--- Source data ---
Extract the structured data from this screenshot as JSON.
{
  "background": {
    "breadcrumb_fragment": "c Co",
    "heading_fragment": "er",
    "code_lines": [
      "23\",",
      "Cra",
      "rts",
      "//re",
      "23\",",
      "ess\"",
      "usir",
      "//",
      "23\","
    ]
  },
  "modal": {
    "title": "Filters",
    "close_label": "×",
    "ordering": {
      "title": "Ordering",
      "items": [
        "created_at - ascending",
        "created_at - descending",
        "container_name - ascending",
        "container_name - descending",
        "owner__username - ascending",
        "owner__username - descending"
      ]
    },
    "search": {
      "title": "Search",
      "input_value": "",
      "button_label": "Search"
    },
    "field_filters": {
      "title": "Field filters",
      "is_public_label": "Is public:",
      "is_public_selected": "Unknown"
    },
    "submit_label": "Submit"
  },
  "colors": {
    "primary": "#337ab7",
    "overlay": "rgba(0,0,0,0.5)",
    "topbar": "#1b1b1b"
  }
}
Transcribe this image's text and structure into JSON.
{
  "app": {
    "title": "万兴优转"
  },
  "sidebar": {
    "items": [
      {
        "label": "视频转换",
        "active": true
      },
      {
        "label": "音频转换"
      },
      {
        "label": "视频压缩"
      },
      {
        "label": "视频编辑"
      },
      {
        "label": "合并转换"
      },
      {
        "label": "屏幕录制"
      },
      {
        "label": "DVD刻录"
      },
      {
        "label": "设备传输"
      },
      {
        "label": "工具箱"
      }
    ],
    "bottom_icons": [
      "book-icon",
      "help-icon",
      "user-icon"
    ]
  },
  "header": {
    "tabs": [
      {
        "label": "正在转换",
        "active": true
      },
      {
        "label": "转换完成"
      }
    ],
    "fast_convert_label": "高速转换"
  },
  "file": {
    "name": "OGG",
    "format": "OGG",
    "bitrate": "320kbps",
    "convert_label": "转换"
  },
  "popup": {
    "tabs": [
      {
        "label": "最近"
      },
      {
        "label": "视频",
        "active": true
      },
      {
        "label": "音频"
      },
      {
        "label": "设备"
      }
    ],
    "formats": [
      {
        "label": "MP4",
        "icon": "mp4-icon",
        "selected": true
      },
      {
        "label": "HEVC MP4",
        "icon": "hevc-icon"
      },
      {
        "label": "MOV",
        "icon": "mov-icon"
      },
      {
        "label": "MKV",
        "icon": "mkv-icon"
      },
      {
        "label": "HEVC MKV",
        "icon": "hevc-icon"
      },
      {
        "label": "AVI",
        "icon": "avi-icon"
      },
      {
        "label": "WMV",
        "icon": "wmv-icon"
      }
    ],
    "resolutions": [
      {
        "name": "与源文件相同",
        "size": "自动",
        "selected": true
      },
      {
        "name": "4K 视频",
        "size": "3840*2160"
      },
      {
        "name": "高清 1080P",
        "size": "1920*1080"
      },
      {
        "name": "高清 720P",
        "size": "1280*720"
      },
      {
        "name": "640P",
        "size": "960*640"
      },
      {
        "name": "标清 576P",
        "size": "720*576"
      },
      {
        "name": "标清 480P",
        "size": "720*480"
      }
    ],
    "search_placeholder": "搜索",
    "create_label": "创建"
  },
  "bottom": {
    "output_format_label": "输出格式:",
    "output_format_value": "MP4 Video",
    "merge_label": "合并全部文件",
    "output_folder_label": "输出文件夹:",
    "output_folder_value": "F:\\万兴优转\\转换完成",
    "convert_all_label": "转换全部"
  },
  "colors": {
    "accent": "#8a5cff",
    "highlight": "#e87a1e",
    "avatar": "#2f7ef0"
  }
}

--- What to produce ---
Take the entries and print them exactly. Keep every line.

--- Task response ---
Extract the structured data from this screenshot as JSON.
{
  "background": {
    "breadcrumb_fragment": "c Co",
    "heading_fragment": "er",
    "code_lines": [
      "23\",",
      "Cra",
      "rts",
      "//re",
      "23\",",
      "ess\"",
      "usir",
      "//",
      "23\","
    ]
  },
  "modal": {
    "title": "Filters",
    "close_label": "×",
    "ordering": {
      "title": "Ordering",
      "items": [
        "created_at - ascending",
        "created_at - descending",
        "container_name - ascending",
        "container_name - descending",
        "owner__username - ascending",
        "owner__username - descending"
      ]
    },
    "search": {
      "title": "Search",
      "input_value": "",
      "button_label": "Search"
    },
    "field_filters": {
      "title": "Field filters",
      "is_public_label": "Is public:",
      "is_public_selected": "Unknown"
    },
    "submit_label": "Submit"
  },
  "colors": {
    "primary": "#337ab7",
    "overlay": "rgba(0,0,0,0.5)",
    "topbar": "#1b1b1b"
  }
}
Transcribe this image's text and structure into JSON.
{
  "app": {
    "title": "万兴优转"
  },
  "sidebar": {
    "items": [
      {
        "label": "视频转换",
        "active": true
      },
      {
        "label": "音频转换"
      },
      {
        "label": "视频压缩"
      },
      {
        "label": "视频编辑"
      },
      {
        "label": "合并转换"
      },
      {
        "label": "屏幕录制"
      },
      {
        "label": "DVD刻录"
      },
      {
        "label": "设备传输"
      },
      {
        "label": "工具箱"
      }
    ],
    "bottom_icons": [
      "book-icon",
      "help-icon",
      "user-icon"
    ]
  },
  "header": {
    "tabs": [
      {
        "label": "正在转换",
        "active": true
      },
      {
        "label": "转换完成"
      }
    ],
    "fast_convert_label": "高速转换"
  },
  "file": {
    "name": "OGG",
    "format": "OGG",
    "bitrate": "320kbps",
    "convert_label": "转换"
  },
  "popup": {
    "tabs": [
      {
        "label": "最近"
      },
      {
        "label": "视频",
        "active": true
      },
      {
        "label": "音频"
      },
      {
        "label": "设备"
      }
    ],
    "formats": [
      {
        "label": "MP4",
        "icon": "mp4-icon",
        "selected": true
      },
      {
        "label": "HEVC MP4",
        "icon": "hevc-icon"
      },
      {
        "label": "MOV",
        "icon": "mov-icon"
      },
      {
        "label": "MKV",
        "icon": "mkv-icon"
      },
      {
        "label": "HEVC MKV",
        "icon": "hevc-icon"
      },
      {
        "label": "AVI",
        "icon": "avi-icon"
      },
      {
        "label": "WMV",
        "icon": "wmv-icon"
      }
    ],
    "resolutions": [
      {
        "name": "与源文件相同",
        "size": "自动",
        "selected": true
      },
      {
        "name": "4K 视频",
        "size": "3840*2160"
      },
      {
        "name": "高清 1080P",
        "size": "1920*1080"
      },
      {
        "name": "高清 720P",
        "size": "1280*720"
      },
      {
        "name": "640P",
        "size": "960*640"
      },
      {
        "name": "标清 576P",
        "size": "720*576"
      },
      {
        "name": "标清 480P",
        "size": "720*480"
      }
    ],
    "search_placeholder": "搜索",
    "create_label": "创建"
  },
  "bottom": {
    "output_format_label": "输出格式:",
    "output_format_value": "MP4 Video",
    "merge_label": "合并全部文件",
    "output_folder_label": "输出文件夹:",
    "output_folder_value": "F:\\万兴优转\\转换完成",
    "convert_all_label": "转换全部"
  },
  "colors": {
    "accent": "#8a5cff",
    "highlight": "#e87a1e",
    "avatar": "#2f7ef0"
  }
}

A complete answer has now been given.